Aim of the exercise =
Copy each record exactly, word for word.

····················

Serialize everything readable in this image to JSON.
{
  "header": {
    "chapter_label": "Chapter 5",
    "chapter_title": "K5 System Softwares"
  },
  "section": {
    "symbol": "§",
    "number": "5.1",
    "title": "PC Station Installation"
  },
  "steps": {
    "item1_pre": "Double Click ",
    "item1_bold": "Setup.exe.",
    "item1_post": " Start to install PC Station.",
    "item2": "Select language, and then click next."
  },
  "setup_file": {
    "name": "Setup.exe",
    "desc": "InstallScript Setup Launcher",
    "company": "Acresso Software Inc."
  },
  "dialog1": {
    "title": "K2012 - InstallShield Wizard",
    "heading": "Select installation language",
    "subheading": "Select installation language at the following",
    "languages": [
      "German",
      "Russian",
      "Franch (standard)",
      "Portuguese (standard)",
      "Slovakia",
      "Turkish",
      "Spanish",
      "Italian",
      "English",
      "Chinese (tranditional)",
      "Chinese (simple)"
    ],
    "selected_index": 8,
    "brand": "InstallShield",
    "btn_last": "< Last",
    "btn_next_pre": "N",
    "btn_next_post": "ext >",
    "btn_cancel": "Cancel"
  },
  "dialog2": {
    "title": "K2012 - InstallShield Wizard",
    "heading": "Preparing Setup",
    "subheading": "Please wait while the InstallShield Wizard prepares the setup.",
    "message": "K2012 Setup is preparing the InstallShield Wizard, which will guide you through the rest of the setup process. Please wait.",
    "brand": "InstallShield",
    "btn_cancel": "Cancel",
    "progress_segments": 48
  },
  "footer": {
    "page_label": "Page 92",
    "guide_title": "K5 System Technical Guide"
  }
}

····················

Exercise output =
Serialize everything readable in this image to JSON.
{
  "header": {
    "chapter_label": "Chapter 5",
    "chapter_title": "K5 System Softwares"
  },
  "section": {
    "symbol": "§",
    "number": "5.1",
    "title": "PC Station Installation"
  },
  "steps": {
    "item1_pre": "Double Click ",
    "item1_bold": "Setup.exe.",
    "item1_post": " Start to install PC Station.",
    "item2": "Select language, and then click next."
  },
  "setup_file": {
    "name": "Setup.exe",
    "desc": "InstallScript Setup Launcher",
    "company": "Acresso Software Inc."
  },
  "dialog1": {
    "title": "K2012 - InstallShield Wizard",
    "heading": "Select installation language",
    "subheading": "Select installation language at the following",
    "languages": [
      "German",
      "Russian",
      "Franch (standard)",
      "Portuguese (standard)",
      "Slovakia",
      "Turkish",
      "Spanish",
      "Italian",
      "English",
      "Chinese (tranditional)",
      "Chinese (simple)"
    ],
    "selected_index": 8,
    "brand": "InstallShield",
    "btn_last": "< Last",
    "btn_next_pre": "N",
    "btn_next_post": "ext >",
    "btn_cancel": "Cancel"
  },
  "dialog2": {
    "title": "K2012 - InstallShield Wizard",
    "heading": "Preparing Setup",
    "subheading": "Please wait while the InstallShield Wizard prepares the setup.",
    "message": "K2012 Setup is preparing the InstallShield Wizard, which will guide you through the rest of the setup process. Please wait.",
    "brand": "InstallShield",
    "btn_cancel": "Cancel",
    "progress_segments": 48
  },
  "footer": {
    "page_label": "Page 92",
    "guide_title": "K5 System Technical Guide"
  }
}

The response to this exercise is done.